In a statement released Monday by Berger’s staff, Tillis thanked the Rockingham County legislator for his endorsement.

Cooper signs disaster safety bill

Gov. Roy Cooper signed 11 bills into law Monday, including two related to safety during natural disasters.

“North Carolina lost too many lives to people driving around barriers during Hurricane Florence,” Cooper said in a release related to approving House bills 67 and 917. “These laws empower local leaders to make the best decisions in the face of ever increasing severe weather in our state.”

The Nash County leader also approved House bills 310, 474, 529, 747, 770, 812, 871, 886 and 924.

Cooper’s action comes less than a week after he approved nine bills from the state legislature into law on Wednesday. One such bill was Senate Bill 225 to repeal of a tuition surcharge for college students who take too long to graduate.

The surcharge was initially passed in 1993 and increased nearly a decade ago for students who take more than 140 credit hours to complete a baccalaureate degree. Since 2010, students have paid 50 percent more tuition once they passed the threshold, but the effort to repeal the surcharge moved through the General Assembly with overwhelming support.

On Wednesday, Cooper also approved: House bills 537 and 934 along with Senate bills 55, 95, 219, 483, 556 and 610. Visit www.ncleg.gov/Legislation for more information on each individual bill.

Dems rally to preserve health coverage

North Carolina Democratic Party Chairman Wayne Goodwin hosted a Monday afternoon press conference outside Sen. Thom Tillis’ Raleigh office to voice concerns over the potential affects of a lawsuit that could gut protections for preexisting conditions.

The lawsuit challenging the Affordable Care Act’s constitutionality and protections for preexisting conditions is scheduled to be heard in the U.S. Court of Appeals for the 5th Circuit today.

A similar protest was held Monday at the Charlotte-Mecklenburg Government Center.

Democrats said Tillis has “repeatedly refused to take a stand against the lawsuit, despite paving the way for it by voting for the 2017 Republican tax law that eliminated the individual mandate,” according to a news release. “The impact would be devastating. Insurers could reinstate lifetime or annual caps or charge women more for care, kids couldn’t stay on their parents’ plan until they’re 26 and people with preexisting conditions would lose important protections.”

Judge Brook building campaign war chest

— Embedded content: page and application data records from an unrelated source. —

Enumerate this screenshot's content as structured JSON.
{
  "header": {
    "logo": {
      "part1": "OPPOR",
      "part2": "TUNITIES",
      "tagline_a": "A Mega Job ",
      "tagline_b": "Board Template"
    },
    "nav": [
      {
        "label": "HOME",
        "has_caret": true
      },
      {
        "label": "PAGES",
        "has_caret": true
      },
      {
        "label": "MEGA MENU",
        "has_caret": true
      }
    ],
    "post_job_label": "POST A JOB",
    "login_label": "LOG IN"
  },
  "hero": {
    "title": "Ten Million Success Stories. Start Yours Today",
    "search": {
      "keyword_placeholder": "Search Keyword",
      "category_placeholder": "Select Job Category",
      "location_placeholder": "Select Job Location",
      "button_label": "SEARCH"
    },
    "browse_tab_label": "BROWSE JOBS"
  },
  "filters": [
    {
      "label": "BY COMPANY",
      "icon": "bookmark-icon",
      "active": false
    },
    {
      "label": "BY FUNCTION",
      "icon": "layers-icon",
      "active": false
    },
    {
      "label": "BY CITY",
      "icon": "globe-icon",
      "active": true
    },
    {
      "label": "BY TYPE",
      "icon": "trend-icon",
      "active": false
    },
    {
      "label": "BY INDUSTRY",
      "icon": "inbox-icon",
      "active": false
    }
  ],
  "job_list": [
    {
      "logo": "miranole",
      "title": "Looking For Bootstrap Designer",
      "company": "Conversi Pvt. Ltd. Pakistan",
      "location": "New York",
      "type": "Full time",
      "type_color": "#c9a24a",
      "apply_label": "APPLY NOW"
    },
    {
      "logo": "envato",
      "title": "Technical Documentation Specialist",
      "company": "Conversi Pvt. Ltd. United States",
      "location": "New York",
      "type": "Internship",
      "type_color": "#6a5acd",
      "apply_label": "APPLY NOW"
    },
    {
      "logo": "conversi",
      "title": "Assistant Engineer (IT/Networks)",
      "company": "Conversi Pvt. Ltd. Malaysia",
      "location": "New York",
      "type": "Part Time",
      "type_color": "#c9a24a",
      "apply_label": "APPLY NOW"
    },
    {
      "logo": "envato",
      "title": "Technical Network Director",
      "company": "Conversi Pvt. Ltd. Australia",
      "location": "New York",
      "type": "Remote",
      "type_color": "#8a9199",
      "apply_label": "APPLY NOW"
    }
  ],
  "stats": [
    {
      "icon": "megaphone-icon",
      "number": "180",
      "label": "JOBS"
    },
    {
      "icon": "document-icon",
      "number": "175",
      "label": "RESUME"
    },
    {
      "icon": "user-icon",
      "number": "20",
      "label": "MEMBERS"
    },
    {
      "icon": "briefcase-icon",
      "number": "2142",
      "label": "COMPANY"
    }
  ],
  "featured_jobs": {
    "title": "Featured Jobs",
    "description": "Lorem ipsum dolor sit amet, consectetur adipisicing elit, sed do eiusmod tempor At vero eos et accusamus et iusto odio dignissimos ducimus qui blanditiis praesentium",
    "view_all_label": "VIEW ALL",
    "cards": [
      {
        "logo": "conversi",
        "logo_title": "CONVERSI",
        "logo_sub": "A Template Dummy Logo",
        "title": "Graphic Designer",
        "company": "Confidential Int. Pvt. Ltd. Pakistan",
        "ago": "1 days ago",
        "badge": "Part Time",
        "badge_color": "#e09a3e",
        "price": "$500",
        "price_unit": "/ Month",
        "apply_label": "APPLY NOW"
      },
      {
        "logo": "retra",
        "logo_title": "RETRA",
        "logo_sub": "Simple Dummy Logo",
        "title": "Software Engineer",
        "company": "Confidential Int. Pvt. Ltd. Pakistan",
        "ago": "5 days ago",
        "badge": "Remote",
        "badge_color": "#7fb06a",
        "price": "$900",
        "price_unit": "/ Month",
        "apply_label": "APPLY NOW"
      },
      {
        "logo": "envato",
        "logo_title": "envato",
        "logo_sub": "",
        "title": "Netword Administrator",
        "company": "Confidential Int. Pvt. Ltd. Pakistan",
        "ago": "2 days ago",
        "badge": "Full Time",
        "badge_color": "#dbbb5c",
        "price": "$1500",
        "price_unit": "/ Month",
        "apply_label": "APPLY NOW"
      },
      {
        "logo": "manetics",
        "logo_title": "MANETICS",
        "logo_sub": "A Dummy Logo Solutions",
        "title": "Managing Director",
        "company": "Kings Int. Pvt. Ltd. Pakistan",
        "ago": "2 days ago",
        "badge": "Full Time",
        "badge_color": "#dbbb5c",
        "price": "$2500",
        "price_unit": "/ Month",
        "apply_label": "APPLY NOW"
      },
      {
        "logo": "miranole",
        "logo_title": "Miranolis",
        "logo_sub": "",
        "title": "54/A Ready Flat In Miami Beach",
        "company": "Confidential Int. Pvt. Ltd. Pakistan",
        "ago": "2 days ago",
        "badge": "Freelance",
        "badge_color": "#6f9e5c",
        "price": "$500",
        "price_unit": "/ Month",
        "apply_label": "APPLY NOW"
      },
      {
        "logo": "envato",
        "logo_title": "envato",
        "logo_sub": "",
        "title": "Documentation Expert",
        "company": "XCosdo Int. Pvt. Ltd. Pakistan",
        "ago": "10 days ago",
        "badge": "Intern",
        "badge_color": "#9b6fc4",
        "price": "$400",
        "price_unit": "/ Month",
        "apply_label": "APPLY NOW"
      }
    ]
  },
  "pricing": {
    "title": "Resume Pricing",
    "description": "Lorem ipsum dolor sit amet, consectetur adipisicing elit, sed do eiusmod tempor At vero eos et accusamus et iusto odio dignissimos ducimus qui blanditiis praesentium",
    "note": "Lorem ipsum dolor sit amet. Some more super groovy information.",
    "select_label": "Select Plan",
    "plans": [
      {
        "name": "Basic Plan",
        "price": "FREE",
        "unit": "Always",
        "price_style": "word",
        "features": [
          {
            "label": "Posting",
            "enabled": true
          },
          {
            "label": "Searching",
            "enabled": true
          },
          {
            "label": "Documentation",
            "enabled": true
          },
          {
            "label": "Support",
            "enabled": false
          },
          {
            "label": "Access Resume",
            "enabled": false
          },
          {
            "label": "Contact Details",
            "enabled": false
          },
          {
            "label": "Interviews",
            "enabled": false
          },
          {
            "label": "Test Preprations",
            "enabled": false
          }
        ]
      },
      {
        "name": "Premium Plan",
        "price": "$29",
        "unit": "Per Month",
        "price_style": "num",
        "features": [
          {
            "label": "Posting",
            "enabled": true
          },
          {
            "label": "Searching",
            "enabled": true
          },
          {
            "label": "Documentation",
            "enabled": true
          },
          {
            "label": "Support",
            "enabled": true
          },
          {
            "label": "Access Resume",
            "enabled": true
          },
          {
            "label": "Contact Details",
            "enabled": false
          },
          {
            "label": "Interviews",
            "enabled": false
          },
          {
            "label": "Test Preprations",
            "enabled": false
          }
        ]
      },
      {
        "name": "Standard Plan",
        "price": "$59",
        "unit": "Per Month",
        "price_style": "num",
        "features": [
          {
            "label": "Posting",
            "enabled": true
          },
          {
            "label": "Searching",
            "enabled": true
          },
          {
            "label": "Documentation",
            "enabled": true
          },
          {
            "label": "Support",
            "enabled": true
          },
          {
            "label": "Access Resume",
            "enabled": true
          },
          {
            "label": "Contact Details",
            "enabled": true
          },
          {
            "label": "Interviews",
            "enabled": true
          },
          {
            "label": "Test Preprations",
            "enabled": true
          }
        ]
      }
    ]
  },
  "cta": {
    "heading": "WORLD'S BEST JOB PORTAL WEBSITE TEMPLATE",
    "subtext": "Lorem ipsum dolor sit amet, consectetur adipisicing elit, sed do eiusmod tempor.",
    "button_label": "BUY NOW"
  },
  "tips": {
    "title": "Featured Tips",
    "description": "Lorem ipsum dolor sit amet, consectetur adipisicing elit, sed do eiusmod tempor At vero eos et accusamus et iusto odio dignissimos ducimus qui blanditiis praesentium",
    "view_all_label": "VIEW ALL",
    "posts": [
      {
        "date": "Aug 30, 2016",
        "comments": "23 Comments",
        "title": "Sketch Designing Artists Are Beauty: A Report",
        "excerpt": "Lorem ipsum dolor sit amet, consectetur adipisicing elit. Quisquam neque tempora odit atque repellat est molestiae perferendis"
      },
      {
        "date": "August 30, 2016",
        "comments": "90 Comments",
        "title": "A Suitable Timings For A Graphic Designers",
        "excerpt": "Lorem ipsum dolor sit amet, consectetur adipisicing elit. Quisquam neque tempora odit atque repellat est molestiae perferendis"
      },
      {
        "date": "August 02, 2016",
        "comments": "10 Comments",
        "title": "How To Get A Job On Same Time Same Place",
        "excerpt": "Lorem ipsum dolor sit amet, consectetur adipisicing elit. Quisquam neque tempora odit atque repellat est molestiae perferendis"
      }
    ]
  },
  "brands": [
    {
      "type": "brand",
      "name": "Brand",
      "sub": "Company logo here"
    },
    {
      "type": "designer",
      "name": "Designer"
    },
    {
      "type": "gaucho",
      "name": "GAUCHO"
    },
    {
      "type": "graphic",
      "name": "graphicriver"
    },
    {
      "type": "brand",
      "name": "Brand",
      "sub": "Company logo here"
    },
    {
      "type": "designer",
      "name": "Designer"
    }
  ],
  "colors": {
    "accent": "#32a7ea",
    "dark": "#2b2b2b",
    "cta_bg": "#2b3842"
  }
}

N.C. Court of Appeals Judge Chris Brook has amassed $66,345 in his first month of fundraising, his campaign announced Monday.

Brook, a Democrat, was appointed to the appellate court in April along with Judge Reuben Young. The pair filled seats left vacant when Judge Cheri Beasley was named chief justice and when Judge Robert Hunter retired.

Brook logged 400 contributions from 384 donors, with more than 70% coming in at $100 or less, according to his campaign. Brook has raised more first-month contributions than any Court of Appeals candidate in the last 20 years.

POLITICAL NOTEBOOK is a weekly roundup of local and state political news from The Wilson Times’ reporting staff. Send tips and comments to editor@wilsontimes.com.